LATAM union continues strike despite reaching initial deal with Chilean airlines

SANTIAGO – Chile-based LATAM Airlines and a union of flight attendants for subsidiary LAN Express reached an initial labor agreement early on Tuesday, the union and the airline said, even as the union cautioned that a week-long strike would continue until it had voted on the deal.

Claudia Sender, the Vice President of Clients at LATAM, the region’s largest carrier, confirmed the two parties had reached an agreement, but said the airline would continue to reschedule flights in the short-term until details were finalized.

“Early this morning, together with the union, we reached total agreement between the two parties,” Sender said.

During the afternoon of Monday and after a new meeting between the air group Latam and the Union of Crewmen of Cabin of Chile, she said that the firm was open to continue the dialogue to close the negotiations.

“Latam is still open, flexible and one hundred percent committed to closing this negotiation as quickly as possible so that we can return to the normality of our operation,” said Sender on the crew strike that lasted seven days on Monday.

In that sense, the representative of the company said that “during these seven days, Latam was forced to cancel more than one thousand one hundred flights and impact more than 200 thousand passengers.”

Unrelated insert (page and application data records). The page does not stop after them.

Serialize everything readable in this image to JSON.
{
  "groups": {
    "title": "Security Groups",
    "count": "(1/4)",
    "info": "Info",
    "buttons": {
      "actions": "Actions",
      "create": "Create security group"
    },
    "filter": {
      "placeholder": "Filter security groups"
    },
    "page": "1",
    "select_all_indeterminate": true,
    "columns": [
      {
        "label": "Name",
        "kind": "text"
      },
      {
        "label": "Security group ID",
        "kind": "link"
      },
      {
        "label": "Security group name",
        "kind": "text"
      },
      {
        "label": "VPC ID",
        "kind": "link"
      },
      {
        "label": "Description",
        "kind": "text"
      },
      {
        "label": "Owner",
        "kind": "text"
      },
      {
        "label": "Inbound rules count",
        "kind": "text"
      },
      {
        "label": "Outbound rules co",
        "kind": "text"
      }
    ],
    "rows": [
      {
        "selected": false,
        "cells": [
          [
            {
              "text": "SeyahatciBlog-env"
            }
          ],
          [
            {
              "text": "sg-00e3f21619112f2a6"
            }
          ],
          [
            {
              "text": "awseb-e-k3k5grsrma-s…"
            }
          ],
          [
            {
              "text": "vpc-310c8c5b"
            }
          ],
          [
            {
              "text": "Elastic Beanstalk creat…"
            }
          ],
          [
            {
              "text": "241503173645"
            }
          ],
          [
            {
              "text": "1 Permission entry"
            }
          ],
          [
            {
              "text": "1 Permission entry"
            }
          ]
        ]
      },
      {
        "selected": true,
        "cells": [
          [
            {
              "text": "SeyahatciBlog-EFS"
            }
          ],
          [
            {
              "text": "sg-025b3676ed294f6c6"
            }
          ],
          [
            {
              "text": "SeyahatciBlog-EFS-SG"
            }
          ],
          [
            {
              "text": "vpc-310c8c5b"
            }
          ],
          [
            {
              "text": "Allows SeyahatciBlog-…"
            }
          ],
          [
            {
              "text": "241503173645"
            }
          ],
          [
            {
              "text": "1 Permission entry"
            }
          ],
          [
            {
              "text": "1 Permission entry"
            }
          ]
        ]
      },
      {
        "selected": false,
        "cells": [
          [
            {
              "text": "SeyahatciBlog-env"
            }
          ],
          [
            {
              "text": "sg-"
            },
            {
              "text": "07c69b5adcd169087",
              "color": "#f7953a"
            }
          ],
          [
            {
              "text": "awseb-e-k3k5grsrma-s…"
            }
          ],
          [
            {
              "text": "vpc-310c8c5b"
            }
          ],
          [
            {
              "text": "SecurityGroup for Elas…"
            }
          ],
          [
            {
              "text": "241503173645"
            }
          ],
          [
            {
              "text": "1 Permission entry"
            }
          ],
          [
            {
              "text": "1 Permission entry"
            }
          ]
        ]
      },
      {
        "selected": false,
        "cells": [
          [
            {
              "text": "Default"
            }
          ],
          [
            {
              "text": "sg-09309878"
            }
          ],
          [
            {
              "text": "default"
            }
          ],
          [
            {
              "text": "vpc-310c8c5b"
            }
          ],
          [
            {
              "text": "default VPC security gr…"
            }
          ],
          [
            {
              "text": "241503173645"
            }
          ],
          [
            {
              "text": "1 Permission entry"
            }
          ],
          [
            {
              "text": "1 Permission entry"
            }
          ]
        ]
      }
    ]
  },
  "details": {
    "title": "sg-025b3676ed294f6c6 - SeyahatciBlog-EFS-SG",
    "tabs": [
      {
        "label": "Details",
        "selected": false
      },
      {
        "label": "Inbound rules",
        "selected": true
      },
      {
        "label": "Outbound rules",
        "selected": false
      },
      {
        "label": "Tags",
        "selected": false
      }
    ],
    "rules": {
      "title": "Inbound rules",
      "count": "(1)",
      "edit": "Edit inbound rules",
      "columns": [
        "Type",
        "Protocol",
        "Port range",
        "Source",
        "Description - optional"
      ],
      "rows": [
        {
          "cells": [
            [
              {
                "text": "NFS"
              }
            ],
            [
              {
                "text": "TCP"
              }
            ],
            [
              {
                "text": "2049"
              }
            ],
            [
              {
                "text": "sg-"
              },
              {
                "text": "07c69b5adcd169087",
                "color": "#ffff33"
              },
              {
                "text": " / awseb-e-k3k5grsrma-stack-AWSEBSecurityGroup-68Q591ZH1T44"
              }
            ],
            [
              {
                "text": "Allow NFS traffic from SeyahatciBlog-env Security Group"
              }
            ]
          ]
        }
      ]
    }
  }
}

Also, Sender offered an apology to the users affected by the cancellation of flights. “To each of our clients, we ask for the most sincere apologies, because we know that the most impacted with this strike are them.”

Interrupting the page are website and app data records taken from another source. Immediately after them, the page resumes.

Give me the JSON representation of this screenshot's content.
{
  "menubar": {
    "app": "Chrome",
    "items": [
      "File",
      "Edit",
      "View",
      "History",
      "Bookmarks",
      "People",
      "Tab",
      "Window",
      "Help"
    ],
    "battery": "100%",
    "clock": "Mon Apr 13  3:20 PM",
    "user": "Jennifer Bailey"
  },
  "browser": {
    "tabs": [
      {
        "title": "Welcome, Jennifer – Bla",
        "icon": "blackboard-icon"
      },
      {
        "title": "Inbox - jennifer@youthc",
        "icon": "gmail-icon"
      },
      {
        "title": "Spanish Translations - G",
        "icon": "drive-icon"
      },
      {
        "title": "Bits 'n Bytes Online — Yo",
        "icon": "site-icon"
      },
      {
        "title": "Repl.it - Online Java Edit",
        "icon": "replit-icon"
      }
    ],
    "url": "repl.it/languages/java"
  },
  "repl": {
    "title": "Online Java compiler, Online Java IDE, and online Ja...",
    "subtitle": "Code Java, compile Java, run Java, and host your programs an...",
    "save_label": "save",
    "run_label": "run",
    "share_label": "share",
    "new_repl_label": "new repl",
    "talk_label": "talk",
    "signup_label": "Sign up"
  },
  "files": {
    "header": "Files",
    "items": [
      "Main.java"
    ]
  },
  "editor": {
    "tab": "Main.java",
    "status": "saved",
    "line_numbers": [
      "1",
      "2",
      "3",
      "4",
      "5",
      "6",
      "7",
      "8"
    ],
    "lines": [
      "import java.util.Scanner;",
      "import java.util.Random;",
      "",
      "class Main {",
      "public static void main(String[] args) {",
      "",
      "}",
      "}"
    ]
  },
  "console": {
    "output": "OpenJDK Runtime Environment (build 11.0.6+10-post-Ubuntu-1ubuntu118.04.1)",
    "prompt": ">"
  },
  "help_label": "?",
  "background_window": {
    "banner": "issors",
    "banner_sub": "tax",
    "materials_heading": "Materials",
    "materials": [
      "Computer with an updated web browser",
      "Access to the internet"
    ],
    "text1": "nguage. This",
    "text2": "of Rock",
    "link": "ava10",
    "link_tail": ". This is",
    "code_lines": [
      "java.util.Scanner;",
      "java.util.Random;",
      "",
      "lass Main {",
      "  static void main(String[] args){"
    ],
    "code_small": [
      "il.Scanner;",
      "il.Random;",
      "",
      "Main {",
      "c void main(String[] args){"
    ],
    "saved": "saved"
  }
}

The 1,000-member Cabin Crew Union of LAN Express, which began a walkoff on April 10, said its workers would not comment on the agreement or its terms until after an assembly and a vote are held.

“The meeting {with LATAM} finished at three in the morning and they have decided not to talk until after the assembly,” said Nancy Aranciaba, a spokeswoman for the union. “The strike continues.”

LATAM strike affects 126,000 passengers

The union has cited the duration of rotations and salaries of new employees as primary sticking points during months of negotiations with the airline.

LATAM was created in 2012 through a merger of Chile’s LAN and Brazil’s TAM. The group, headquartered in Santiago, has operating units in Argentina, Brazil, Chile, Colombia, Ecuador, Paraguay and Peru.